Major oil-producing nations have reached an agreement on an increase in output, ending a dispute that sent prices to a six-year high earlier this month.
Under the deal reached on July 18, the alliance of oil-producing nations known as OPEC+ will increase output each month by 400,000 barrels a day beginning in August.
Saudi Arabia and the United Arab Emirates resolved their disagreement over individual output levels, opening the door to the deal.
OPEC+, which includes Russia, cut production by 10 million barrels a day last year as the coronavirus pandemic decimated travel, curtailing demand for jet fuel and gasoline.
The alliance has already added 4.2 million barrels a day back to the market as economies around the world reopen.
However, that hasn’t stopped prices from surging, raising fears of inflation and prompting calls for an increase in the output.
U.S. prices nearly reached $77 a barrel this year, the highest since late 2014.
Under the agreement, Russia will increase its output from 11 million barrels per day now to 11.5 million by May 2022.
Oil exports account for the lion’s share of Russia’s export revenue.

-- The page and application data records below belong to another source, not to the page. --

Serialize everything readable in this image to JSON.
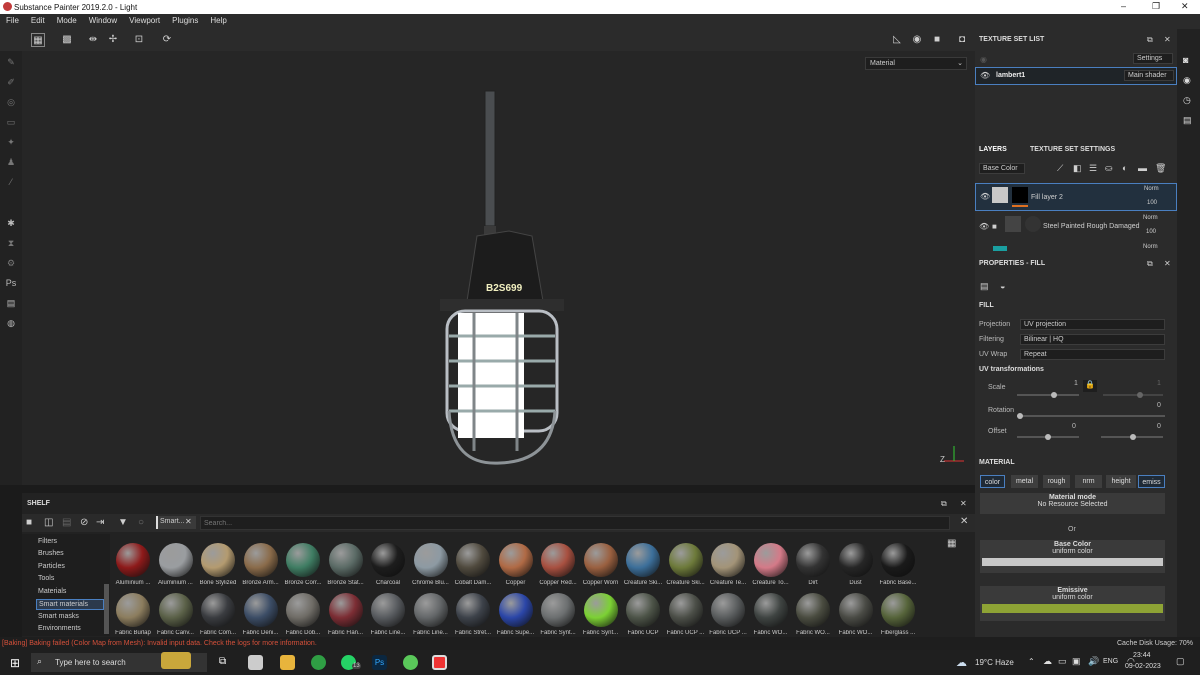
{
  "window": {
    "title": "Substance Painter 2019.2.0 - Light",
    "min": "–",
    "max": "❐",
    "close": "✕"
  },
  "menu": [
    "File",
    "Edit",
    "Mode",
    "Window",
    "Viewport",
    "Plugins",
    "Help"
  ],
  "viewport": {
    "material_mode": "Material",
    "lamp_label": "B2S699",
    "axis": "Z"
  },
  "shelf": {
    "title": "SHELF",
    "search_placeholder": "Search...",
    "filter_chip": "Smart...",
    "categories": [
      "Filters",
      "Brushes",
      "Particles",
      "Tools",
      "Materials",
      "Smart materials",
      "Smart masks",
      "Environments"
    ],
    "selected_category": "Smart materials",
    "row1": [
      "Aluminium ...",
      "Aluminium ...",
      "Bone Stylized",
      "Bronze Arm...",
      "Bronze Corr...",
      "Bronze Stat...",
      "Charcoal",
      "Chrome Blu...",
      "Cobalt Dam...",
      "Copper",
      "Copper Red...",
      "Copper Worn",
      "Creature Ski...",
      "Creature Ski...",
      "Creature Te...",
      "Creature To...",
      "Dirt",
      "Dust",
      "Fabric Base..."
    ],
    "row2": [
      "Fabric Burlap",
      "Fabric Canv...",
      "Fabric Com...",
      "Fabric Deni...",
      "Fabric Dob...",
      "Fabric Flan...",
      "Fabric Line...",
      "Fabric Line...",
      "Fabric Stret...",
      "Fabric Supe...",
      "Fabric Synt...",
      "Fabric Synt...",
      "Fabric UCP",
      "Fabric UCP ...",
      "Fabric UCP ...",
      "Fabric WO...",
      "Fabric WO...",
      "Fabric WO...",
      "Fiberglass ..."
    ]
  },
  "texture_set": {
    "title": "TEXTURE SET LIST",
    "settings": "Settings",
    "item": "lambert1",
    "shader": "Main shader"
  },
  "layers": {
    "tab1": "LAYERS",
    "tab2": "TEXTURE SET SETTINGS",
    "channel": "Base Color",
    "items": [
      {
        "name": "Fill layer 2",
        "blend": "Norm",
        "opacity": "100"
      },
      {
        "name": "Steel Painted Rough Damaged",
        "blend": "Norm",
        "opacity": "100"
      },
      {
        "name": "",
        "blend": "Norm",
        "opacity": ""
      }
    ]
  },
  "properties": {
    "title": "PROPERTIES - FILL",
    "section": "FILL",
    "projection_label": "Projection",
    "projection": "UV projection",
    "filtering_label": "Filtering",
    "filtering": "Bilinear | HQ",
    "uvwrap_label": "UV Wrap",
    "uvwrap": "Repeat",
    "uvt": "UV transformations",
    "scale_label": "Scale",
    "scale_value": "1",
    "scale_value2": "1",
    "rotation_label": "Rotation",
    "rotation_value": "0",
    "offset_label": "Offset",
    "offset_x": "0",
    "offset_y": "0",
    "material_title": "MATERIAL",
    "channels": [
      "color",
      "metal",
      "rough",
      "nrm",
      "height",
      "emiss"
    ],
    "material_mode": "Material mode",
    "no_resource": "No Resource Selected",
    "or": "Or",
    "base_color": "Base Color",
    "base_uniform": "uniform color",
    "emissive": "Emissive",
    "emissive_uniform": "uniform color",
    "colors": {
      "base": "#c8c8c8",
      "emissive": "#8ea335"
    }
  },
  "status": {
    "error": "[Baking] Baking failed (Color Map from Mesh): Invalid input data. Check the logs for more information.",
    "cache": "Cache Disk Usage:",
    "cache_value": "70%"
  },
  "taskbar": {
    "search": "Type here to search",
    "weather": "19°C  Haze",
    "lang": "ENG",
    "time": "23:44",
    "date": "09-02-2023",
    "badge": "13"
  }
}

However, lower oil prices resulting from an easing of the global supply constraint could offset the potential benefits to Russia from its increase in output.